U.S. Department of Agriculture
The U.S. Department of Agriculture's Food Safety and Inspection Service defines a Parasite as an organism that derives nourishment and protection from other living organisms known as hosts.
Parasites may be transmitted from animals to humans, from humans to humans, or from humans to animals. Several parasites have emerged as significant causes of foodborne and waterborne disease.
These organisms live and reproduce within the tissues and organs of infected human and animal hosts, and are often excreted in feces.
Some common parasites are Giardia duodenalis, Cryptosporidium parvum, Cyclospora cayetanensis, Toxoplasma gondii, Trichinella spiralis, Taenia saginata (beef tapeworm), and Taenia solium (pork tapeworm).
Centers for Disease Control and Prevention
The Centers for Disease Control and Prevention's (CDC) Division of Parasitic Diseases (DPD) within CDC's National Center for Zoonotic, Vector-borne, and Enteric Diseases (ZVED) has assembled basic information about the nature of parasites.
A parasite is an organism that lives on or in a host organism and gets its food from or at the expense of its host. There are three main classes of parasites that can cause disease in humans:
Entamoeba histolytica, the parasite that causes amebiasis.
A microscope is necessary to view this parasite.
Protozoa are microscopic, one-celled organisms that can be free-living or parasitic in nature. They are able to multiply in humans which contributes to their survival and also permits serious infections to develop from just a single organism. Transmission of protozoa that live in the human intestine to another human typically occurs by a fecal-oral route (for example, contaminated food or water, or person-to-person contact). Protozoa that live in the blood or tissue of humans are transmitted to humans by an arthropod vector (for example, through the bite of a mosquito or sand fly).
The protozoa that are infectious to humans can be classified into four groups based on their mode of movement:
- Sarcodina – the ameba, e.g., Entamoeba;
- Mastigophora – the flagellates, e.g., Giardia, Leishmania;
- Ciliophora – the ciliates, e.g., Balantidium; and
- Sporozoa – organisms whose adult stage is not motile e.g., Plasmodium, Cryptosporidium.
An adult Ascaris lumbriocoides worm.
Its size can range from15-35 cm.
Helminths are large, multicellular organisms that are generally visible to the naked eye in their adult stages. Like protozoa, helminths can be either free-living or parasitic in nature. In their adult form, helminths cannot multiply in humans. There are three main groups of helminths (derived from the Greek word for worms) that are human parasites:
- Flatworms (platyhelminths) – these include the trematodes (flukes) and cestodes (tapeworms).
- Thorny-headed worms (acanthocephalins) – the adult forms of these worms reside in the gastrointestinal tract. The acanthocephala are thought to be intermediate between the cestodes and nematodes.
- Roundworms (nematodes) – the adult forms of these worms can reside in the gastrointestinal tract, blood, lymphatic system or subcutaneous tissues.
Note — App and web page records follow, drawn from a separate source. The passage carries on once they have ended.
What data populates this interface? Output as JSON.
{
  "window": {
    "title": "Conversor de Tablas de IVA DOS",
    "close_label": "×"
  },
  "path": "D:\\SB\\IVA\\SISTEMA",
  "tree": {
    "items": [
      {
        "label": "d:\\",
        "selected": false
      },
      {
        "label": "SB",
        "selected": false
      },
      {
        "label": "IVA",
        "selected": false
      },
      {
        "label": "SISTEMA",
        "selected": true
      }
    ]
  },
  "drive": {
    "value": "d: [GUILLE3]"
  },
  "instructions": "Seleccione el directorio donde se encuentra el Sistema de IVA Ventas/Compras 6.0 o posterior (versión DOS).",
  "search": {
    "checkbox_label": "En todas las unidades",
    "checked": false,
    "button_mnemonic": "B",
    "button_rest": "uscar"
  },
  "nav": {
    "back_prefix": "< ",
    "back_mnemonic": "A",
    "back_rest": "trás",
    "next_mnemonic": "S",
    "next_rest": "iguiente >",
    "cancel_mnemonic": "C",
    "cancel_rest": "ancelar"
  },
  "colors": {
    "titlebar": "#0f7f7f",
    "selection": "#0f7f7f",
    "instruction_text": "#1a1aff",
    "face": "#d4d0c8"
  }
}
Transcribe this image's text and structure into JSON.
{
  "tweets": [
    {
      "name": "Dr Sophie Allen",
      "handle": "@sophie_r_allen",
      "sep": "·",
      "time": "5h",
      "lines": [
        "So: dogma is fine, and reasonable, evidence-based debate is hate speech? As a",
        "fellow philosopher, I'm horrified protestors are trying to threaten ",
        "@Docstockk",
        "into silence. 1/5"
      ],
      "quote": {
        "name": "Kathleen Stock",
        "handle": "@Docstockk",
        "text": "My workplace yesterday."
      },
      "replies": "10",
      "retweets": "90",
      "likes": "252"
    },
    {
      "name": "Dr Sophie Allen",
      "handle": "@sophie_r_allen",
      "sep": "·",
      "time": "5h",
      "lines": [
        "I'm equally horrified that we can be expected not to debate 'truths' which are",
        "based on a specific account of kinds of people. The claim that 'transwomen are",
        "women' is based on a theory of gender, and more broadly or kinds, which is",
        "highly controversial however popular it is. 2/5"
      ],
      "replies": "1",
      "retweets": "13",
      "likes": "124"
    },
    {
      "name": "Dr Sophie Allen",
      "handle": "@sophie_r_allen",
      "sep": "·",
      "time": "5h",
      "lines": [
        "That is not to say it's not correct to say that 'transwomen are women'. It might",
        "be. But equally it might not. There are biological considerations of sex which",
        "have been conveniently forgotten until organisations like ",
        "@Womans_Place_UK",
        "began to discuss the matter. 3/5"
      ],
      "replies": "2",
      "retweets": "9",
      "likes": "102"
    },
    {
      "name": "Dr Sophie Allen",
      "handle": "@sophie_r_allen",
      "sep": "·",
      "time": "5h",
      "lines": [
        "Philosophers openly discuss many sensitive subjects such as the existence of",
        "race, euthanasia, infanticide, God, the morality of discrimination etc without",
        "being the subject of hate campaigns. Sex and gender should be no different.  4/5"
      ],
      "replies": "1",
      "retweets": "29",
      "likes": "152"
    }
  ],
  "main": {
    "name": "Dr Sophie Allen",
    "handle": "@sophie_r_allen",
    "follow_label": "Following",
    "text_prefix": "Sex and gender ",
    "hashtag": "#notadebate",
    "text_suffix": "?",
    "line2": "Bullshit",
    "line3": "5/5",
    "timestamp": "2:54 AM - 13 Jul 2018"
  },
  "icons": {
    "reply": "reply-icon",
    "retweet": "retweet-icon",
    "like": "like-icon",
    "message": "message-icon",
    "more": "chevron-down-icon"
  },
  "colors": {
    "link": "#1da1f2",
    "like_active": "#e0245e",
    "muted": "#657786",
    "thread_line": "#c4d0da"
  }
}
Alternatively, the immature (larval) states can cause disease through their infection of various body tissues.
Some consider the helminths to also include the segmented worms (annelids)—the only ones important medically are the leeches. Of note, these organisms are not typically considered parasites.
Dracunculus medinensis Life Cycle
Humans become infected by drinking unfiltered water containing copepods (small crustaceans) which are infected with larvae of D. medinensis
Although the term ectoparasites can broadly include blood-sucking arthropods such as mosquitoes (because they are dependent on a blood meal from a human host for their survival), this term is generally used more narrowly to refer to organisms such as ticks, fleas, lice, and mites that attach or burrow into the skin and remain there for relatively long periods of time (e.g., weeks to months). Arthropods are important in causing diseases in their own right, but are even more important as vectors, or transmitters, of many different pathogens that in turn cause tremendous morbidity and mortality from the diseases they cause.
Parasitic infections cause a tremendous burden of disease in both the tropics and subtropics as well as in more temperate climates. Of all parasitic diseases, malaria causes the most deaths globally. Malaria kills approximately 1 million people each year, most of them young children in sub-Saharan Africa.
The neglected tropical diseases (NTDs), which have suffered from a lack of attention by the public health community, include parasitic diseases such as lymphatic filariasis, onchocerciasis, and Guinea worm. The NTDs kill approximately 500,000 people annually, largely in rural areas of low-income countries, but it is the enormous burden of morbidity due to these diseases that extracts the largest toll on endemic populations, with lost ability to attend school or work, retardation of growth in children, impairment of cognitive skills and development in young children, and the serious economic burden placed on entire countries.
However, parasitic infections also affect persons living in developed countries, including the United States.
- Trichomonas is the most common parasitic infection in the U.S., accounting for an estimated 7.4 million cases per year.
- Giardia and Cryptosporidium are estimated to cause 2 million and 300,000 infections annually in the U.S., respectively. Cryptosporidiosis is the most frequent cause of recreational water-related disease outbreaks in the U.S., causing multiple outbreaks each year.
- There are an estimated 1.5 million new Toxoplasma infections and 400–4,000 cases of congenital toxoplasmosis in the U.S. each year; 1.26 million persons in this country have ocular involvement due to toxoplasmosis; and toxoplasmosis is the third leading cause of deaths due to food-borne illnesses (375+ deaths).
Related Parasitic Diseases
For more information on parasitic diseases see our A-Z Index of Parasitic Diseases.
Last modified: January 22, 2008
Last reviewed: February 27, 2007
- CDC — About Parasites.